Well, it’s set in a shit-flecked, olde timey fantasy land and Sean Bean’s in it, but otherwise it couldn’t be further from the hairy-footed amiability of Tolkien’s cosy, occasionally plodding ring cycle. Complex, unpredictable and brutal, and featuring a perfectly judged mix of salty speechifying, Machiavellian intrigue and thunderous action, it’s less ‘Lord of the Rings’, more stylised, sexed up, limb-lopping spin on the War of the Roses (the 15th century dynastic conflict, not the 1989 Michael Douglas film). But with more dragons…
Dragons, eh? Still sounds like ‘Lord of the Rings’ to me…
Stop going on about ‘Lord of the Rings’! George RR Martin’s source novels placed rootsy realism over mumbo-jumbo and monsters wherever possible, and HBO – in order to keep the budget down as anything else, one imagines – has embraced this approach wholesale. The remaining supernatural elements never threaten to overwhelm the drama.
What is it actually about then?
With the kingdom of Westeros up for grabs, five successors press their claim to the throne. Cue an epic, labyrinthine roundelay of battles, diplomacy, schemes, double-crossings, heroics and scads of inappropriate sex as noble steward Eddard Stark (Sean Bean) attempts to keep the kingdom from tearing itself to shreds. Everyone is out for whatever they can get, death is never more than a heartbeat away and trust is just a word. Imagine ‘The Sopranos’ with broadswords. Or ‘Mad Men’ with mead and mayhem instead of martinis and ‘ironic’ misogyny.
It’s all starting to sound quite involved. Will I not get confused?
There’s no denying that you’ll need to pay attention, but the storytelling is exceptionally sure-footed, and should easily guide you through the more intricate plot developments. Also, happily for Time Out users, many of the major locations within Westeros can be neatly transposed over a map of London, with Soho standing in for gaudy, venal, seductive capital King’s Landing; Hampstead’s open spaces and wariness of outsiders offering a handy surrogate for the distant, snooty, declining Stark stronghold of Winterfell; and the North Circular representing The Wall, a 700ft tall, 300-mile long barrier of ice and stone built to keep Westeros safe from the marauding parties of savage, uncouth Wildlings (read: northerners) and the pale, thin, wasted White Walkers (read: Scotsmen) that lay beyond.

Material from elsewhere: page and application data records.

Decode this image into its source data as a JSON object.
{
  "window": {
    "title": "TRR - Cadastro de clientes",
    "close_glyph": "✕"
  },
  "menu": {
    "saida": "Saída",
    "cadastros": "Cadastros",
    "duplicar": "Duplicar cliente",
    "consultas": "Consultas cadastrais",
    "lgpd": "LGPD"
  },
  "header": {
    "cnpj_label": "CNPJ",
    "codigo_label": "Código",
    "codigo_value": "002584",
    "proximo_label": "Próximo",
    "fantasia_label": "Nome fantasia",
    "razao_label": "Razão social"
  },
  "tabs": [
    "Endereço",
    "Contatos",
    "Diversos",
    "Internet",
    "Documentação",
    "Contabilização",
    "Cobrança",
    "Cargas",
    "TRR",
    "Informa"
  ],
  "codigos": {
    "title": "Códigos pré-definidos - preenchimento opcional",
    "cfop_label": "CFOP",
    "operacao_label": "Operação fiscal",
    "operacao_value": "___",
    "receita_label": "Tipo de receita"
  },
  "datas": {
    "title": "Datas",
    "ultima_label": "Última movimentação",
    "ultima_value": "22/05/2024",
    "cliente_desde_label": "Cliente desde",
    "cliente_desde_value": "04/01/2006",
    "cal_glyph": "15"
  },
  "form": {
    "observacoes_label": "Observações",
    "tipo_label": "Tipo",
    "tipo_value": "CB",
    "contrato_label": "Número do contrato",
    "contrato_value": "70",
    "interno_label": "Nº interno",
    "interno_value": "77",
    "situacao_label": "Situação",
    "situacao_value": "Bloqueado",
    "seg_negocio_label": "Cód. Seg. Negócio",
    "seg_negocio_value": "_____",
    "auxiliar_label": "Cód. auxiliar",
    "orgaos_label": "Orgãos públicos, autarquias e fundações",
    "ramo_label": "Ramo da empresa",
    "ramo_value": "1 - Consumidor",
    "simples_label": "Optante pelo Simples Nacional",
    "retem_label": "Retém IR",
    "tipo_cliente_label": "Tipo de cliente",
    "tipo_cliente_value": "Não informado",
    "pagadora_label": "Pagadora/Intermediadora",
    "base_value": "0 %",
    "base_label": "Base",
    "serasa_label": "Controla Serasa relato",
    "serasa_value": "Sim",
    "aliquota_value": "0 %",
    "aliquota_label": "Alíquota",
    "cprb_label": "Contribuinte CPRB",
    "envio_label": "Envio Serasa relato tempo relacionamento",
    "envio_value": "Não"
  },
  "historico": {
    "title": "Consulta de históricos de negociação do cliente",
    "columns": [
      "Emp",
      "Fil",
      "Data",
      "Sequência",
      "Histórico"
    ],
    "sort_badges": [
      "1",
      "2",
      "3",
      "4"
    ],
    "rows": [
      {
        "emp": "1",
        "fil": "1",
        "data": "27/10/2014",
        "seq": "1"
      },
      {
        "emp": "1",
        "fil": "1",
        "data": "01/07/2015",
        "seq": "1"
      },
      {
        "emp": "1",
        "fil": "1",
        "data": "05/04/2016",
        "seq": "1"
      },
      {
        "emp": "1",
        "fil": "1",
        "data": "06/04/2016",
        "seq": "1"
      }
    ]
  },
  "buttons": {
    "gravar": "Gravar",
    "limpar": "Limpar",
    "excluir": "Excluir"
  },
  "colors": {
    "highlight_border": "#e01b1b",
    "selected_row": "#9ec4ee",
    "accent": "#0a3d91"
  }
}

Yes, yes, very good. Now, who’s in it?
Apart from the mighty Bean, there’s Charles Dance as chill, reptilian kingmaker Tywin Lannister and Peter Dinklage in a career-defining turn as his wily son Tyrion. The rest of the cast is split between an incredibly talented and engaging array of young upstarts as the pretenders to the throne and an agreeably odd clutch of British character actors and rock’n’rollers – from the excellent Jerome ‘Robson & Jerome’ Flynn and Finchy from ‘The Office’ to Sex Pistols wingman Eddie Tenpole Tudor and Dr Feelgood guitarist Wilko Johnson – filling in as grotesques.
To be honest, I’ve always fancied getting into it, but my other half hates these sorts of things…
Amen, sister (or brother) – you’re singing to the choir! But didn’t they also balk at the violence of ‘The Sopranos’, the initial complexity of ‘The Wire’ and the sheer bloody-mindedness of ‘Lost’? ‘Game of Thrones’ is more immediately compelling than any of those, with the first episode offering up a cliffhanger so gobsmackingly daring, your other half will be begging you to immediately fire up episode two. And if they don’t – dump them! Some things are more important than regular sex.
And you’re totally sure this isn’t just for nerds?
Well, pretty much everyone’s on the nerd spectrum these days, aren’t they? It’s not as if you need to turn into the sort of person who steals down to Shaftesbury Avenue and spends their lunch hours mooning over replica ‘Game of Thrones’ hero swords through the window of Forbidden Planet, or sleep beneath a faux-cowhide duvet cover emblazoned with the Stark crest. That would be taking it too far.
Season four is currently showing on HBO every Sunday at 10pm.